First, the Panda. The popular little hatchback, potentially known best for being the car of choice for The Grand Tour's James May, scored a zero-star rating across its latest wave of testing. That's a rather amazing feat for a relatively global platform that's sold all over Europe.
Ironically, it's almost 12 months to the day that Fiat's slightly larger Punto platform was handed a zero-star rating from the same group.
What makes the 2018 Panda's crash test particularly interesting is that, looking at the video, it's hard to discern any particularly sizeable negatives. The door-lines remain consistent and the roof panel flat in head-on crashes, seat-belts tension up and air bags go off as you'd expect them to for the three dummy occupants, and the dashboard remains intact.
Most curious of all the crash tests look very similar to the 2010 Panda tests, where the small Italian hatchback scored a four-star rating.
Inevitably, the reason why four-star safety in 2010 has become zero-star safety in 2018 is almost entirely to do with 'safety assistance technology'. NCAP commented that the Panda's seat-belt reminder system didn't meet their requirements, and no other driver-assistance systems (like autonomous emergency braking or lane keep assist) were present. This meant it scored zeros across a bunch of sub-categories.
All up, the Panda scored a 45 per cent in adult protection, a 16 per cent in child protection, 47 per cent in protecting 'vulnerable road users' (such as pedestrians), and seven percent in safety assistance.
Improvements in car safety have been vast, and that's a good thing ... but it's also hard to ignore that this Panda is still likely structurally safer than most of the small cars on our roads today.
The other big story was the Jeep Wrangler. Unlike the Panda, this is a model we're actually going to see arriving in New Zealand in the new year. And it only achieved a one-star rating from Euro NCAP.
Like the Panda, the Wrangler copped heat from NCAP for lacking in the autonomous and semi autonomous safety game. Head protection for pedestrians was also listed by the organisation as "predominantly poor or adequate". All up, it scored a 50 per cent for adult protection, 69 per cent for child protection, 49 per cent for vulnerable road users, and 32 per cent for safety assist technology.
Speaking to Jalopnik, a spokesperson from Fiat Chrysler Automobiles cited that European Wranglers will be gaining AEB in the coming months, adding that the Wrangler was designed to “deliver superior performance and unique driving experiences under the most demanding conditions” and that “testing protocols that apply exclusively to urban scenarios may not align with such a vehicle.”

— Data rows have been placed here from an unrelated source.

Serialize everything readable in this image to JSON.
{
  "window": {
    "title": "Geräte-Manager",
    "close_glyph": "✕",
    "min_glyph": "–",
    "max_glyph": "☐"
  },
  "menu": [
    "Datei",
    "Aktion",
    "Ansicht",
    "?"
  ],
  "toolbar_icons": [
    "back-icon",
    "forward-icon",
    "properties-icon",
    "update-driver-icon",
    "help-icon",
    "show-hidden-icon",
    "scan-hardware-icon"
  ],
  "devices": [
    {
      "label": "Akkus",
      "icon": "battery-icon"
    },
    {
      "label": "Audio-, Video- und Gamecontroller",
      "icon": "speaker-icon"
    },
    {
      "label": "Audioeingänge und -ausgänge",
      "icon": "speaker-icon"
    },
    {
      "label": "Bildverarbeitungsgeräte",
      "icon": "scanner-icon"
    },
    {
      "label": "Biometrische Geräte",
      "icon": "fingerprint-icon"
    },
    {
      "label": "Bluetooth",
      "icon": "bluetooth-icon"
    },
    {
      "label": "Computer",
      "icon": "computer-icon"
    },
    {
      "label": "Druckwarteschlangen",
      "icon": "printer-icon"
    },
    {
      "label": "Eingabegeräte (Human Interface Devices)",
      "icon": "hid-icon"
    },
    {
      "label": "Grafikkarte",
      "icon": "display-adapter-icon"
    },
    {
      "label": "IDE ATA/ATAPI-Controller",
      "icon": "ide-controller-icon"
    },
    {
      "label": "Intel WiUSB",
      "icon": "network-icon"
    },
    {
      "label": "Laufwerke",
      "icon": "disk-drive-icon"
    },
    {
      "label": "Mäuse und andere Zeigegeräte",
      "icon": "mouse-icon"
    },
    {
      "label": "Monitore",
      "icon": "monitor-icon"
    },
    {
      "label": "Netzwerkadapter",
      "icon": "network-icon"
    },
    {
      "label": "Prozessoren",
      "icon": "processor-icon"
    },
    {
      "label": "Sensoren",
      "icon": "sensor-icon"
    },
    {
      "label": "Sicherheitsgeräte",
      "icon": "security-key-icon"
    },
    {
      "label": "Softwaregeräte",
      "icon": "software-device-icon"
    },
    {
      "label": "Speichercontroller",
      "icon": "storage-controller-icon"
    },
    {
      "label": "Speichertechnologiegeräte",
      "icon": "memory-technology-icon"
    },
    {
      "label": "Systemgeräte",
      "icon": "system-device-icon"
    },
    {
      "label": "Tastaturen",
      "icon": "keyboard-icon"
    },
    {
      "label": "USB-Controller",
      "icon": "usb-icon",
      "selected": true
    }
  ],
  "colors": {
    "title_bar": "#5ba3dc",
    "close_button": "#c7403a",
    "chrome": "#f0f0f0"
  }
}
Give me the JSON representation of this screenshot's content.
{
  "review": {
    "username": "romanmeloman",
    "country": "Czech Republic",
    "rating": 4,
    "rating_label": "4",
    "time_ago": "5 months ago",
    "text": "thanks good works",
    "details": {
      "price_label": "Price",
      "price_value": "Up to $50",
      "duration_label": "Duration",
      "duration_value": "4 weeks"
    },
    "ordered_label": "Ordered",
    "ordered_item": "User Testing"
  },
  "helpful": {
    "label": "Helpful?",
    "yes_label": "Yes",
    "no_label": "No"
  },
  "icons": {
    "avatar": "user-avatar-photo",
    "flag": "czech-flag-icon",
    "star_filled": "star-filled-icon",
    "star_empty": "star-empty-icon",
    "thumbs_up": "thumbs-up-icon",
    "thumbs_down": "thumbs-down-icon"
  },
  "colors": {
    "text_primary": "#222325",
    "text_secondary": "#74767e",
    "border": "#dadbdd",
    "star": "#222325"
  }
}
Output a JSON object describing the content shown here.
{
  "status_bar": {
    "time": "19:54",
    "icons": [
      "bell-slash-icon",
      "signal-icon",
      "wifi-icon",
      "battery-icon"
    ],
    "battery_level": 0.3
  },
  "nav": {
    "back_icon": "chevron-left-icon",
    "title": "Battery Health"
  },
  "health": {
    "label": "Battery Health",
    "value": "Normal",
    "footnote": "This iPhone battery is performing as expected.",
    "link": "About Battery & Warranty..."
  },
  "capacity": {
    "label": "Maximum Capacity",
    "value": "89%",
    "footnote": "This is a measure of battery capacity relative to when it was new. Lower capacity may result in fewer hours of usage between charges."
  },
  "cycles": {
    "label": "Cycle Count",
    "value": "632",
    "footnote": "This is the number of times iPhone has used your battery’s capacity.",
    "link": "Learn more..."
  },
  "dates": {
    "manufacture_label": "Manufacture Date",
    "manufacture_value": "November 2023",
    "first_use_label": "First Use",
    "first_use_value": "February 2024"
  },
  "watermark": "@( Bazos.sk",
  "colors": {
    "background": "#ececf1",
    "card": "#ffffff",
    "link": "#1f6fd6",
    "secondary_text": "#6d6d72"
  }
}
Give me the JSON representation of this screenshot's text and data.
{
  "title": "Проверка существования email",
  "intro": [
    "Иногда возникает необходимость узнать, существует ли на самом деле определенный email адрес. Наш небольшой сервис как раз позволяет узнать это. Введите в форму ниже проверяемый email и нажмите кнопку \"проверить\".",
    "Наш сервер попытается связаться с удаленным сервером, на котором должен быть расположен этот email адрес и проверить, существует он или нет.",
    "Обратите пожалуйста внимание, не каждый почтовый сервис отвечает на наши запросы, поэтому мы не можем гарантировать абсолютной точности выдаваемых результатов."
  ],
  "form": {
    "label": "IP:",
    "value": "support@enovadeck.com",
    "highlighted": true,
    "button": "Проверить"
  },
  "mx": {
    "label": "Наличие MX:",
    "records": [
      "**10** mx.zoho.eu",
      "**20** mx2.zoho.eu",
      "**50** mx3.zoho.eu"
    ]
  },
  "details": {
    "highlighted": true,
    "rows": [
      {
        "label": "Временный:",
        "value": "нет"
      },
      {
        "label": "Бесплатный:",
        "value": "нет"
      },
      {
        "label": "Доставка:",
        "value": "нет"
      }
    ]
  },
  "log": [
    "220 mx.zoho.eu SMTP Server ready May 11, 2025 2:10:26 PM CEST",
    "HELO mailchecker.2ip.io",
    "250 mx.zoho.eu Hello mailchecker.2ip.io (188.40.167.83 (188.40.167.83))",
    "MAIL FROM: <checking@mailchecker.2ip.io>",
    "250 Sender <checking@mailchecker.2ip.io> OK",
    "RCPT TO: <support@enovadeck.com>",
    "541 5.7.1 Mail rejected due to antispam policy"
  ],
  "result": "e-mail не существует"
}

It's not yet clear whether the Wrangler range that hits New Zealand will come with AEB and other safety technologies as standard. We've contacted an Ateco Group NZ spokesperson, with the hope of finding out.